Again he began to teach beside the sea. And a very large crowd gathered about him, so that he got into a boat and sat in it on the sea, and the whole crowd was beside the sea on the land. 2 And he was teaching them many things in parables, and in his teaching he said to them: 3 “Listen! Behold, a sower went out to sow. 4 And as he sowed, some seed fell along the path, and the birds came and devoured it. 5 Other seed fell on rocky ground, where it did not have much soil, and immediately it sprang up, since it had no depth of soil. 6 And when the sun rose, it was scorched, and since it had no root, it withered away. 7 Other seed fell among thorns, and the thorns grew up and choked it, and it yielded no grain. 8 And other seeds fell into good soil and produced grain, growing up and increasing and yielding thirtyfold and sixtyfold and a hundredfold.” 9 And he said, “He who has ears to hear, let him hear.” (Mark 4:1-9, ESV)

The parable of the sower is one of those classic parables that is very well known in the church.  In fact, if you google, “sermons on the parable of the sower”, it comes up with 97,500 results!  At the moment for my personal devotions I am travelling through the book of Mark and when I came to the parable of the sower something really struck me.  As I read the parable I came to the traditional interpretation of the story; that is, Jesus is teaching us about the different growth stages for the preached word and we must ask what soil we are.  Insert a  spurring challenge to produce fruit and you have yourself a sermon on the parable of the sower.  I do want to state that I think this is one proper way of understanding the text and I do not want to deny this interpretation.  However, as I was reflecting on this parable – particularly its explanation by Jesus – I realized that there is another very important aspect of this story to hear.

As I looked at the parable and the explanation a question popped into my mind, “Who is the sower?”  All of a sudden it struck me, to the crowds who were listening to Jesus the traditional teaching of this parable makes sense.  But to the disciple, what was the teaching meant to be?  Does it make sense for Jesus to tell the disciples that they need to make sure they are the good soil?  As I pondered this question I came to the conclusion that the disciples were not being told to be a certain type of soil; but rather were being encouraged as sowers of the seed.

Now is when the wider context of this passage begins to become important.  Jesus has just (3:13-19) appointed the 12 apostles so he might send them out to preach (sow the seed!).  Shortly after this series of teaching (6:7-13) Jesus is going to send out the twelve disciples to proclaim that people should repent.  So the context of this parable is that Jesus is preparing the disciples to preach or rather be sowers of the seed.  Now if my conclusion is correct then this gives another layer of teaching for what Jesus is teaching to his disciples and those of us that are his followers.

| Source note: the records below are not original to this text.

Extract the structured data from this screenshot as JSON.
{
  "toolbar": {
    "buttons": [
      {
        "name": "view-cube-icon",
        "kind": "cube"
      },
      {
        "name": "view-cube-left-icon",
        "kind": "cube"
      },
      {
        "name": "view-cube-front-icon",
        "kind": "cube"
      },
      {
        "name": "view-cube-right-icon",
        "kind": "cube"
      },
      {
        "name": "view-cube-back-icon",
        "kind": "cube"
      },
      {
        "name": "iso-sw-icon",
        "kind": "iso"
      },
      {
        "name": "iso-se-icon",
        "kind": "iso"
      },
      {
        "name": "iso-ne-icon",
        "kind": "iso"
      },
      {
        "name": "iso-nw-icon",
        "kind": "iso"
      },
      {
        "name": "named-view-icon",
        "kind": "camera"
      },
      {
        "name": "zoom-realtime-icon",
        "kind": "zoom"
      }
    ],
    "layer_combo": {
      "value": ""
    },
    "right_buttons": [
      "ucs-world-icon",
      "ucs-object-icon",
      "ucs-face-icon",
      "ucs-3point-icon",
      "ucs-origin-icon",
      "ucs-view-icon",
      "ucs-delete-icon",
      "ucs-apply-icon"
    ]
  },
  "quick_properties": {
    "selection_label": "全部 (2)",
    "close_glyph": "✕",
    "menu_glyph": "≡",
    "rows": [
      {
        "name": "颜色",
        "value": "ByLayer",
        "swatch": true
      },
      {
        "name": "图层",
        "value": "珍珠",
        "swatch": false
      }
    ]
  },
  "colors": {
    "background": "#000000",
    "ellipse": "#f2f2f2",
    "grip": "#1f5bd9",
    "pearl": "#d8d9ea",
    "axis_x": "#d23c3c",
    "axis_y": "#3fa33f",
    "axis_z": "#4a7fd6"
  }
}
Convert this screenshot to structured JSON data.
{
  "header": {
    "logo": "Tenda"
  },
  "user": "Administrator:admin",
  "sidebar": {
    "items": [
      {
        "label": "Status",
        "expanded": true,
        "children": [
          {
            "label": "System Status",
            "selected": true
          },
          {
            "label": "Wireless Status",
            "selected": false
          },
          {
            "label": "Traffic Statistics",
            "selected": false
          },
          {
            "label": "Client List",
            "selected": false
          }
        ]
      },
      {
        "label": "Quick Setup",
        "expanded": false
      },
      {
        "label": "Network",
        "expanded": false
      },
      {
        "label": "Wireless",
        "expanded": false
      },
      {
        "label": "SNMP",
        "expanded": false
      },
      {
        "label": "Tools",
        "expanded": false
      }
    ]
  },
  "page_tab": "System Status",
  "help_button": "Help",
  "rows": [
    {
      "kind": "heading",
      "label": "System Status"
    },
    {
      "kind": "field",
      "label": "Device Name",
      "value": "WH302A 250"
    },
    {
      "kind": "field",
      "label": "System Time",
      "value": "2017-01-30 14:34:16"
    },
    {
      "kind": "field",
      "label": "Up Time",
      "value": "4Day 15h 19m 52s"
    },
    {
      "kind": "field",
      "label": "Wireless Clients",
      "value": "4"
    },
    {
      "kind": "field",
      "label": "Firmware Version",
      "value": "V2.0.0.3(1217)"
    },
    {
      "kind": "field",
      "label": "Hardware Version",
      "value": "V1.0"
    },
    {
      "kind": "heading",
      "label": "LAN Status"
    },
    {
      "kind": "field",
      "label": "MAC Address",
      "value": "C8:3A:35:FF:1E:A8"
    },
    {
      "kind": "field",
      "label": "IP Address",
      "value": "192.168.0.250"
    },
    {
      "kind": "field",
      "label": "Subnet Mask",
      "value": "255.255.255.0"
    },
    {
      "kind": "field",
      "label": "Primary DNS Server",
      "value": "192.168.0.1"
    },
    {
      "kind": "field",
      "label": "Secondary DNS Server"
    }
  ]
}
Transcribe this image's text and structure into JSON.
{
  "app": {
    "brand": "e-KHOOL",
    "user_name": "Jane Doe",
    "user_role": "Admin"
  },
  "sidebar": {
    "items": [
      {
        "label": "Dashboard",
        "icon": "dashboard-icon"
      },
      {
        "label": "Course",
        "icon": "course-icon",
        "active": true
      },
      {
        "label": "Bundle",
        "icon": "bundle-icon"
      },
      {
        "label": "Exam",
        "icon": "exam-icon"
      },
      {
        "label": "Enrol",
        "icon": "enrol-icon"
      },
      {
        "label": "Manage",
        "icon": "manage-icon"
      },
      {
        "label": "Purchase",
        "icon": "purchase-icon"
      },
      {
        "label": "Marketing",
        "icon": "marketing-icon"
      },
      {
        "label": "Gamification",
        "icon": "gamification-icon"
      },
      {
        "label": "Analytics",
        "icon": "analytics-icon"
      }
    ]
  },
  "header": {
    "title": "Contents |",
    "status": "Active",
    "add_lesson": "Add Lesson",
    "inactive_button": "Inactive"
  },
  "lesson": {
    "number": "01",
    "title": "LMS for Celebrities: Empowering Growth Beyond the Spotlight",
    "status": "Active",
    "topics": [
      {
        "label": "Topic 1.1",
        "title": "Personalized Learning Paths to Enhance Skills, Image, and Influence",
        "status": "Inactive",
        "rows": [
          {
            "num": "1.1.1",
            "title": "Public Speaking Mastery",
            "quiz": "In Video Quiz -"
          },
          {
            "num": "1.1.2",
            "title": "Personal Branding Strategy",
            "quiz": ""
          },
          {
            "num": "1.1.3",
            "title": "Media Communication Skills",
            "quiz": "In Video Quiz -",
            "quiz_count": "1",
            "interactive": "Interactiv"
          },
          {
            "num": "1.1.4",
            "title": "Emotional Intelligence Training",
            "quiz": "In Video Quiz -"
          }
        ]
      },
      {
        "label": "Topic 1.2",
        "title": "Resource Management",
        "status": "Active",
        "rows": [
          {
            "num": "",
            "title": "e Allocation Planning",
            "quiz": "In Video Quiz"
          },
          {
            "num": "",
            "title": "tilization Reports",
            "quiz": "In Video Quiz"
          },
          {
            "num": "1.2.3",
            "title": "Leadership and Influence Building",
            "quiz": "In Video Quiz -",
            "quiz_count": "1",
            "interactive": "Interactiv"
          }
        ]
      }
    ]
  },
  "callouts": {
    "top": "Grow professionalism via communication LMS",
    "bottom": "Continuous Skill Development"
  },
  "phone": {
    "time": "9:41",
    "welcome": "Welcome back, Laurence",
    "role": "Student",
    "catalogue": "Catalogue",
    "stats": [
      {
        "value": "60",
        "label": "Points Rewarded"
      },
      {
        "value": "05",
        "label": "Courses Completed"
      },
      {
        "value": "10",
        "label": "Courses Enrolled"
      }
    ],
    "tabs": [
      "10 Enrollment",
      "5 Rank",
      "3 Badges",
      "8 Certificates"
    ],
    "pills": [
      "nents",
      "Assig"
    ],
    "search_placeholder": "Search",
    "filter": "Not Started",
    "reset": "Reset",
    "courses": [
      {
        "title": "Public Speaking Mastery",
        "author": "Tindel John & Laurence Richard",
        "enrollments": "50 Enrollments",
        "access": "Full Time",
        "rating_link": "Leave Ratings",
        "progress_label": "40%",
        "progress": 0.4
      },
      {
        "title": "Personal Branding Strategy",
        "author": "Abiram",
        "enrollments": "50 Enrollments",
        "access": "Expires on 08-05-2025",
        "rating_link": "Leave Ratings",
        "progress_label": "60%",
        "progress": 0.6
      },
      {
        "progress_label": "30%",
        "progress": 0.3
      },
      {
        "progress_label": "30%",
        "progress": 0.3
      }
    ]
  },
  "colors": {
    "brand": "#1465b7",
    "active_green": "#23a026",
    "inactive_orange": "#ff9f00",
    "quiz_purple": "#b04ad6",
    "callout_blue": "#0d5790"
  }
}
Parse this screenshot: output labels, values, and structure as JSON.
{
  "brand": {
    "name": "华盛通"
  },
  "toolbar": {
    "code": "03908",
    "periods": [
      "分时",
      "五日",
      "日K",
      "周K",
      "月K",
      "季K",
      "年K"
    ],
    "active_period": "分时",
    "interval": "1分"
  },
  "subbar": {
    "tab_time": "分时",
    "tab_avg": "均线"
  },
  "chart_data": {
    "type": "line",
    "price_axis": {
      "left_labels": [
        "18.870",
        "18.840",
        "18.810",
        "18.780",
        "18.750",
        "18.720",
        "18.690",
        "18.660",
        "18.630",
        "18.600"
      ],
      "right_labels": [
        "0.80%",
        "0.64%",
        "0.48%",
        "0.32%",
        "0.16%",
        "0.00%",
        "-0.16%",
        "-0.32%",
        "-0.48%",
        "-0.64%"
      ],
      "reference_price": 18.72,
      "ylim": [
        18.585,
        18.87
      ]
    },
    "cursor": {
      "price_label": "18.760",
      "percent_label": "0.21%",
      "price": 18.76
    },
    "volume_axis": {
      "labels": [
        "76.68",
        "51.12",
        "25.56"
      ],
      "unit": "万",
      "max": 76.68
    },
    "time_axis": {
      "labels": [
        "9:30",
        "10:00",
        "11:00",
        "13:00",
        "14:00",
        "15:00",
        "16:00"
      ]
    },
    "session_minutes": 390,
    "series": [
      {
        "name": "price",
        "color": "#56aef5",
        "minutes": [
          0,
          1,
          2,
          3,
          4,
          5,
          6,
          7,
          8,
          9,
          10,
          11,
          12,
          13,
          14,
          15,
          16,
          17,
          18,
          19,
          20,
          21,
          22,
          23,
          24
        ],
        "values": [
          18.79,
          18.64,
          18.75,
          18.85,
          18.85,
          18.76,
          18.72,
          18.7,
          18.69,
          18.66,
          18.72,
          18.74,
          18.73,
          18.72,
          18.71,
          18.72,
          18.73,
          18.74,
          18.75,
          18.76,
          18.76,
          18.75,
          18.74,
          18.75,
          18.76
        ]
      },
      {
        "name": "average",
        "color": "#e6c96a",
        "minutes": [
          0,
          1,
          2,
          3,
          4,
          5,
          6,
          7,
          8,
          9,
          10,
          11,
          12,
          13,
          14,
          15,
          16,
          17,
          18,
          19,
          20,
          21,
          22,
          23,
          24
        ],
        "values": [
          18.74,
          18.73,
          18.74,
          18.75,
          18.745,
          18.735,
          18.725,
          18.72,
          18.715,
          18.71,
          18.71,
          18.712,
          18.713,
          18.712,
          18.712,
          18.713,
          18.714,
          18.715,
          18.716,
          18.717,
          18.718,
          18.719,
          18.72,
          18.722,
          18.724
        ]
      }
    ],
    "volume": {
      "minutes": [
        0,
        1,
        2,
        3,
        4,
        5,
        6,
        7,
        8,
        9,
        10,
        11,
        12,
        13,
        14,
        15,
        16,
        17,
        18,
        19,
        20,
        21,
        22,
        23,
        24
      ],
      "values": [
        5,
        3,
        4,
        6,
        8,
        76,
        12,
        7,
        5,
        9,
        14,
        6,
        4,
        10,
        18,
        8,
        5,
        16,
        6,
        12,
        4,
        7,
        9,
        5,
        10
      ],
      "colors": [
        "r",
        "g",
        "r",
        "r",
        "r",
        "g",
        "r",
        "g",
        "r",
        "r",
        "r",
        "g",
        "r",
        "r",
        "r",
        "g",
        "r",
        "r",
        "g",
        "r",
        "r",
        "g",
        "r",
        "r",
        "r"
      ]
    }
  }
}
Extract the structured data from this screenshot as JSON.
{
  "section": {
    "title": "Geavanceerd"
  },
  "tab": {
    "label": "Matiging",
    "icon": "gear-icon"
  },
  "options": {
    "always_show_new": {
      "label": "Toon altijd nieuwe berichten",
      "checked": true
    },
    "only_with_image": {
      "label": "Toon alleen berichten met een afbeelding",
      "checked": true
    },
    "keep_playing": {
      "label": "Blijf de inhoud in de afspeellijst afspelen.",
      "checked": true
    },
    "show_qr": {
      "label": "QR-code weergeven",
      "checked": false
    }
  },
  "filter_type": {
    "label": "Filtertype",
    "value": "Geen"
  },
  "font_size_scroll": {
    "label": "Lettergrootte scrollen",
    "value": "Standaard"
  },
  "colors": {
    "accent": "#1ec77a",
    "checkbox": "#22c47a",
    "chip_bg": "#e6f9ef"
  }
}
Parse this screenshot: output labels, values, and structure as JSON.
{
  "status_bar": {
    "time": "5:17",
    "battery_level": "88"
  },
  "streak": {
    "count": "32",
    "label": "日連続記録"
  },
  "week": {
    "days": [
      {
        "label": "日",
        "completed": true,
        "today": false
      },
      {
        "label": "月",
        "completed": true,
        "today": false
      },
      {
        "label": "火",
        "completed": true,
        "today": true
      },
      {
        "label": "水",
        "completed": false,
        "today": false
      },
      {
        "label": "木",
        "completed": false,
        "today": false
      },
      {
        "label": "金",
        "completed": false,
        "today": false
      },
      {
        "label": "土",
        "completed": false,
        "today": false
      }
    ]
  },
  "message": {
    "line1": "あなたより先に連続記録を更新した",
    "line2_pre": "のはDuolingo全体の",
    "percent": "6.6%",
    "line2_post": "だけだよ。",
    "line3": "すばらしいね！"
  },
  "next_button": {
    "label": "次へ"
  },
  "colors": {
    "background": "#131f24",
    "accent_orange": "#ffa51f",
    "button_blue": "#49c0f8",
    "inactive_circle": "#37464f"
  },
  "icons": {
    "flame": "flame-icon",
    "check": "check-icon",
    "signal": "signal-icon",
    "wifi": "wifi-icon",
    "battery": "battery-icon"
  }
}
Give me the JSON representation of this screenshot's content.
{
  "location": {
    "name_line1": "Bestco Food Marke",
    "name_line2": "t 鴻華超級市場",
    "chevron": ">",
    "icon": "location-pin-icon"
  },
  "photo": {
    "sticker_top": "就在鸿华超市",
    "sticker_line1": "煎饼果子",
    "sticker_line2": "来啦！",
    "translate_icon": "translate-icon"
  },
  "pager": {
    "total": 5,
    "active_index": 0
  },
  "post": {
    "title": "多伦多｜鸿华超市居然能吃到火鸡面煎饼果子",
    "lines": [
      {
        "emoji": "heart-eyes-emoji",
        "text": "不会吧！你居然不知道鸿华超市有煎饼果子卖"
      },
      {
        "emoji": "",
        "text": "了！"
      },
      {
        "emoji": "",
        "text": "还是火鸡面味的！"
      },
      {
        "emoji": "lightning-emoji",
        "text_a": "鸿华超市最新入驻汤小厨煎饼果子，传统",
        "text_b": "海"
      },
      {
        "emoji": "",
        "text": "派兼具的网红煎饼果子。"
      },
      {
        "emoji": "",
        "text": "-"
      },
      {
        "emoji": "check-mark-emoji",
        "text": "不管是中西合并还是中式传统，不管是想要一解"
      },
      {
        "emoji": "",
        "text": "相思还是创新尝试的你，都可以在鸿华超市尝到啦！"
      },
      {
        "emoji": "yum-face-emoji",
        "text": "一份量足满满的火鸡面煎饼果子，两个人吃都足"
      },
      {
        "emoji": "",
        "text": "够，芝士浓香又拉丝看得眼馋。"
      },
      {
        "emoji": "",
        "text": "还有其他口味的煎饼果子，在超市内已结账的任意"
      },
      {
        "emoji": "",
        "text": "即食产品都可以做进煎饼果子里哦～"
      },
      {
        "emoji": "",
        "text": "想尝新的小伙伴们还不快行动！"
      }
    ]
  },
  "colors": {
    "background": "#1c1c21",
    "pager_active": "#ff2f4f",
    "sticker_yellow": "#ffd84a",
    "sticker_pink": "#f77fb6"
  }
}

If I am right in my conclusions then that means that the main application for followers of Christ is not only, ‘be good soil and bear fruit’ (though this is a valid teaching of Jesus found elsewhere as well), but rather it is a call to understand the implications of being a sower of the word.

Being a sower of the word means the following kind of applications:

  • You must sow the word indiscriminately (across all soils)
  • You must sow the word intentionally (the sower went out to sow)
  • You must sow the word but God must bring the growth
  • You must sow the word but only the good soil will bear good fruit

This is just a very brief idea of the kind of applications that come from this understanding of the text.  This understanding of the parable also addresses the relationship between our responsibility to evangelise (preach the word / sow the seed) and God’s sovereign work saving sinners.  The implications of this understanding abound!

Or maybe, I am just way off base and have let my pondering mind get the better of me.  You tell me what you think, have I missed the mark or is this a valid layer of interpretation?  Again, I am not saying we must do away with the traditional interpretation of the text, but rather I am asking for another layer of interpretation of the text.